• Damnit, I was so close to finding it :) Would be more useful than the one I found. Oct 11, 2012 at 16:10

You are touching the frame of the toaster which is now connected to line, so you are now "hot". if there is any return path it will flow to complete the circuit. In a lot of cases that return path may not exist but can be difficult to determine that, especially for a lay person.

There are lot of electronics that doen't use the safety but in that case the designer must ensure that someone cannot place a conductive rod into the case and touch line/Hot. Typically sealed units meet this requirement.

If you need vent holes, in which it is possible to stick a metal rod then the case must be arranged such that it is likely that the metal rod shorts against the case , completes the circuit to neutral and pops the breaker.

At this is done to prevent people from contacting line/hot because in some scenarios they become part of the circuit.

• Certainly if I then touch a water faucet or provide some path to ground, I complete the circuit.
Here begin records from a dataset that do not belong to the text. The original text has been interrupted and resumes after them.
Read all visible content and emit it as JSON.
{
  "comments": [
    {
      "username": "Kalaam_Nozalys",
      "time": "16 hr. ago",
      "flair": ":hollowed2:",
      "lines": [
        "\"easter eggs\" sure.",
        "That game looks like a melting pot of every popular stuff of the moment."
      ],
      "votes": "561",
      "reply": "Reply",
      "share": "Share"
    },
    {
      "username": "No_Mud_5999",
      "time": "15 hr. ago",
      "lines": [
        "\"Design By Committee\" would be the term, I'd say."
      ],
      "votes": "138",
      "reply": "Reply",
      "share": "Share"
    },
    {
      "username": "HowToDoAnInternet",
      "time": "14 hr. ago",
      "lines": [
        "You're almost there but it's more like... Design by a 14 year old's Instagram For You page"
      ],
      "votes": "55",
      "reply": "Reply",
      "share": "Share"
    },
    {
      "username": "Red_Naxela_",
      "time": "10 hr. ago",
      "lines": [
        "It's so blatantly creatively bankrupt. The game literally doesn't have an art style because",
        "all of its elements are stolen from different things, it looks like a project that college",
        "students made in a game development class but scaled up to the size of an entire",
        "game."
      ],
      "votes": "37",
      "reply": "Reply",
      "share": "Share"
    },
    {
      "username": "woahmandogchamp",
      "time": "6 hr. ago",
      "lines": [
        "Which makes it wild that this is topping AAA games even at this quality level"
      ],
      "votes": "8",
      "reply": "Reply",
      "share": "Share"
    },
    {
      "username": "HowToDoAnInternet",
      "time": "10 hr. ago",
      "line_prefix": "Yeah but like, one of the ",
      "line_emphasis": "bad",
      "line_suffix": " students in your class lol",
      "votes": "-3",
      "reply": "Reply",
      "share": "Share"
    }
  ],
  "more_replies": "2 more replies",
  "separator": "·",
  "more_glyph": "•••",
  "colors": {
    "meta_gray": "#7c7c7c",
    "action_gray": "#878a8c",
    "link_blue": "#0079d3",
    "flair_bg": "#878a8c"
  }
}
However, are you saying that if I had the toaster outside, but a few feet away from the ground rod and the earth was dry and not conductive, that I would be safe to touch the faulty toaster? (Mind you, I am not looking to do this experiment, it's just a hypothetical.) Oct 11, 2012 at 15:25
• Even dry earth will conduct. The surface of the rod underground is large, so there is a lot of paralell paths. Oct 11, 2012 at 15:29
• Lets say you are standing on a rubber mat. Then no you don't complete the circuit and "should" be safe. Keep in mind that there will still be current flowing "displacement current" that charges and discharges your capacitance. Oct 11, 2012 at 15:30

The circuit completes through the ground. It's not very conductive unless it's wet, but it's enough.

A ground wire protects by taking the current back through itself as a preferred path, as soon as the wire touches the case, blowing the fuse at your distribution box.

• I still do not see the circuit path. If I am standing in the kitchen and the ground stake is in the back yard, how can that be even a "not very conductive" circuit? Oct 11, 2012 at 15:03
• The stake may be in the back yard, but the walls of your kitchen contain grounded conductors which bring that ground a lot closer. So the circuit doesn't have to be your entire house between you and the ground, but only a few feet of wall or floor.
– Kaz
Oct 11, 2012 at 17:40
• @SalbandoJones, think about the risk of metal pipework you may touch at the same time, or anther item that does have it's case grounded. Apr 23, 2014 at 15:00